Phyllis Soule of Wiscasset worked for Wiscasset Quick Stop in her hometown for four years as a cook when a new owner bought the store in 2009.
After working with Soule for a few months, the owner — who remains unnamed in the commission investigator’s report — fired her and her daughter. The owner told the two women they were let go because of bad economic conditions. But soon after, he hired two workers from Bangladesh to fill their positions. The owner is from India.
According to the owner, Soule and her daughter were fired because they couldn’t get along with other employees. Investigator Robert Beauchesne didn’t think this was true because there were no records that either woman ever needed discipline. Also, once the human rights case was filed, the owner of the store invited the two women back to work.
Beauchesne said it made little sense for the owner to fire Soule because of the economy and then replace her with a worker who had little retail or cooking experience. This led him to believe the hiring of the Bangladesh worker might have had to do with national origin and that the firing of Soule might have also been related to her race.
“In the absence of any credible evidence to the contrary, it appears that, at least as likely as not that [Soule and her daughter] were replaced by [the two Bangladesh workers], who at the very least shared a common language and possibly the same country of origin as [the store owner],” Beauchesne concluded.
The Human Rights Commission agreed, in a 4-0 vote Monday.
Neither Soule nor the store owner attended the meeting.
In cases where grounds for discrimination are found, both parties are encouraged to reconcile and reach a settlement.
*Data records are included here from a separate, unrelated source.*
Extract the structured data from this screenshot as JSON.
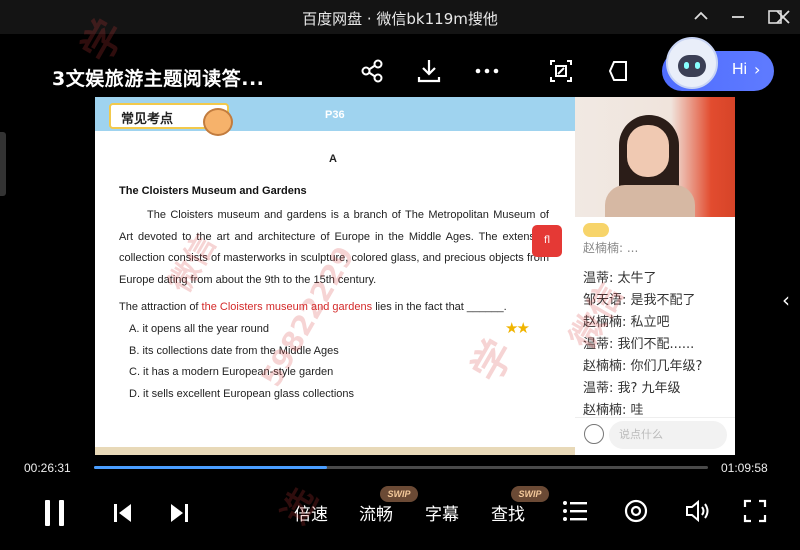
{
  "window": {
    "title": "百度网盘 · 微信bk119m搜他",
    "minimize_icon": "pin-icon",
    "controls": [
      "minimize-icon",
      "maximize-icon",
      "close-icon"
    ]
  },
  "header": {
    "video_title": "3文娱旅游主题阅读答...",
    "actions": [
      "share-icon",
      "download-icon",
      "more-icon",
      "pip-icon",
      "tag-icon"
    ],
    "assistant_label": "Hi"
  },
  "slide": {
    "tag_label": "常见考点",
    "page": "P36",
    "section": "A",
    "passage_title": "The Cloisters Museum and Gardens",
    "passage": "The Cloisters museum and gardens is a branch of The Metropolitan Museum of Art devoted to the art and architecture of Europe in the Middle Ages. The extensive collection consists of masterworks in sculpture, colored glass, and precious objects from Europe dating from about the 9th to the 15th century.",
    "question_prefix": "The attraction of ",
    "question_highlight": "the Cloisters museum and gardens",
    "question_suffix": " lies in the fact that ______.",
    "options": [
      "A. it opens all the year round",
      "B. its collections date from the Middle Ages",
      "C. it has a modern European-style garden",
      "D. it sells excellent European glass collections"
    ],
    "stars": "★★",
    "red_tag": "fl"
  },
  "chat": {
    "partial_top": "赵楠楠: ...",
    "messages": [
      "温蒂: 太牛了",
      "邹天语: 是我不配了",
      "赵楠楠: 私立吧",
      "温蒂: 我们不配......",
      "赵楠楠: 你们几年级?",
      "温蒂: 我? 九年级",
      "赵楠楠: 哇"
    ],
    "input_placeholder": "说点什么"
  },
  "player": {
    "current_time": "00:26:31",
    "total_time": "01:09:58",
    "progress": 0.379,
    "speed_label": "倍速",
    "quality_label": "流畅",
    "subtitle_label": "字幕",
    "search_label": "查找",
    "swip_badge": "SWIP",
    "accent_color": "#4a9eff"
  },
  "watermarks": [
    "学",
    "微信",
    "59822229",
    "学",
    "微信",
    "选"
  ]
}
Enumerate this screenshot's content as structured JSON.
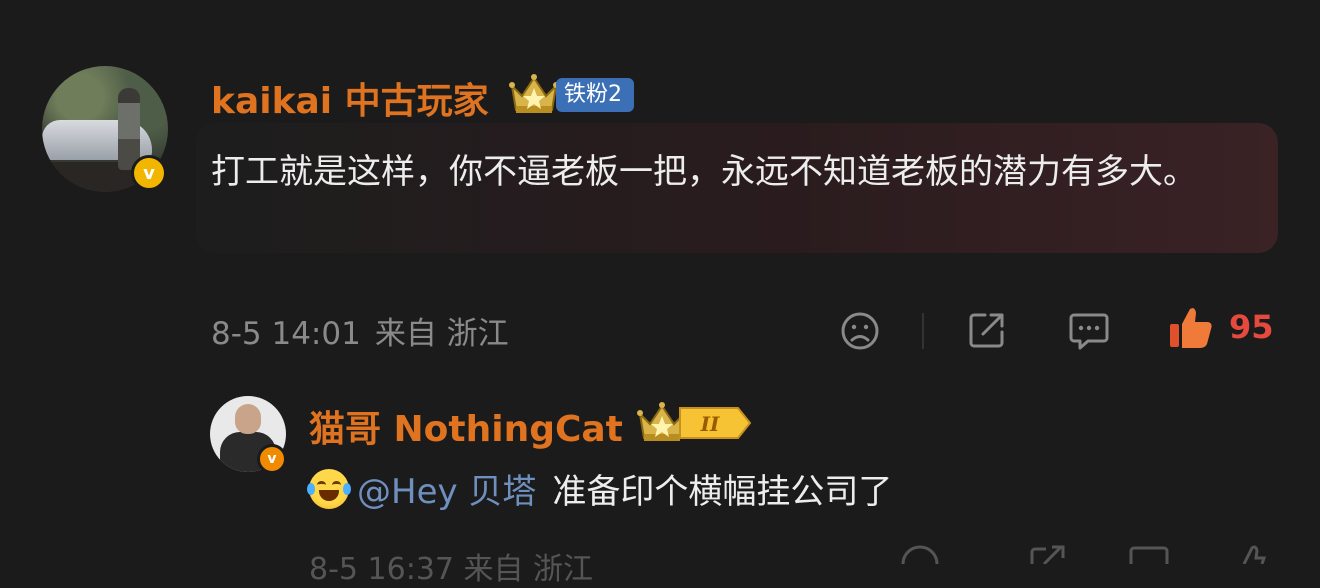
{
  "comment": {
    "author": "kaikai 中古玩家",
    "fan_badge": "铁粉2",
    "text": "打工就是这样，你不逼老板一把，永远不知道老板的潜力有多大。",
    "time": "8-5 14:01",
    "location": "来自 浙江",
    "like_count": "95",
    "icons": [
      "dislike-icon",
      "share-icon",
      "reply-icon",
      "like-icon"
    ]
  },
  "reply": {
    "author": "猫哥 NothingCat",
    "rank_badge": "II",
    "emoji": "laughing-tears-emoji",
    "mention": "@Hey 贝塔",
    "text": "准备印个横幅挂公司了",
    "partial_meta": "8-5 16:37 来自 浙江"
  },
  "colors": {
    "background": "#1b1b1b",
    "name": "#e0731f",
    "mention": "#6f8fbf",
    "like": "#e64a3f",
    "meta": "#8a8a8a",
    "verified_main": "#f2b600",
    "verified_sub": "#f08a00",
    "fan_badge": "#3b6fb6"
  }
}
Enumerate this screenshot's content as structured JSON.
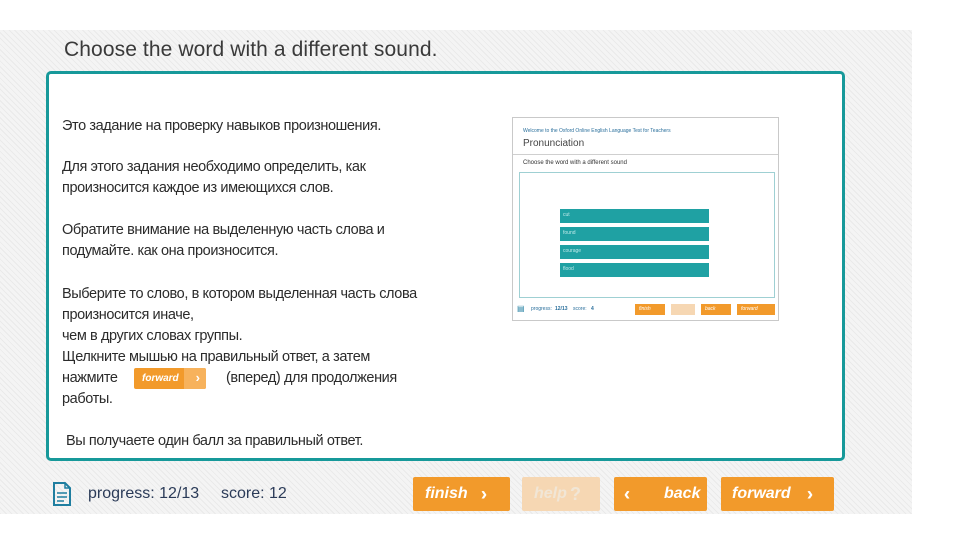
{
  "title": "Choose the word with a different sound.",
  "instructions": {
    "p1": "Это задание на  проверку навыков  произношения.",
    "p2a": "Для этого задания необходимо определить, как",
    "p2b": "произносится каждое из имеющихся слов.",
    "p3a": "Обратите внимание на выделенную  часть слова и",
    "p3b": "подумайте.  как она произносится.",
    "p4a": "Выберите то слово, в котором выделенная часть слова",
    "p4b": "произносится  иначе,",
    "p4c": "чем в других словах группы.",
    "p4d": "Щелкните мышью на правильный ответ, а затем",
    "p4e_pre": "нажмите",
    "p4e_post": "(вперед)  для продолжения",
    "p4f": "работы.",
    "p5": "Вы получаете один балл за правильный ответ.",
    "inline_button": "forward"
  },
  "preview": {
    "welcome": "Welcome to the Oxford Online English Language Test for Teachers",
    "heading": "Pronunciation",
    "question": "Choose the word with a different sound",
    "options": [
      "cut",
      "found",
      "courage",
      "flood"
    ],
    "progress_label": "progress:",
    "progress_value": "12/13",
    "score_label": "score:",
    "score_value": "4",
    "finish": "finish",
    "back": "back",
    "forward": "forward"
  },
  "footer": {
    "progress_label": "progress:",
    "progress_value": "12/13",
    "score_label": "score:",
    "score_value": "12",
    "finish_label": "finish",
    "help_label": "help",
    "back_label": "back",
    "forward_label": "forward"
  },
  "colors": {
    "accent": "#17999a",
    "button": "#f29a2b",
    "text": "#2b3b58"
  }
}
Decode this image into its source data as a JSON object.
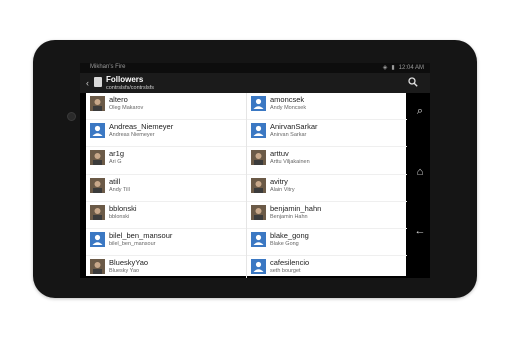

If conciliation fails, the complainant may file a civil lawsuit in Maine Superior Court, where a binding settlement can include monetary damages.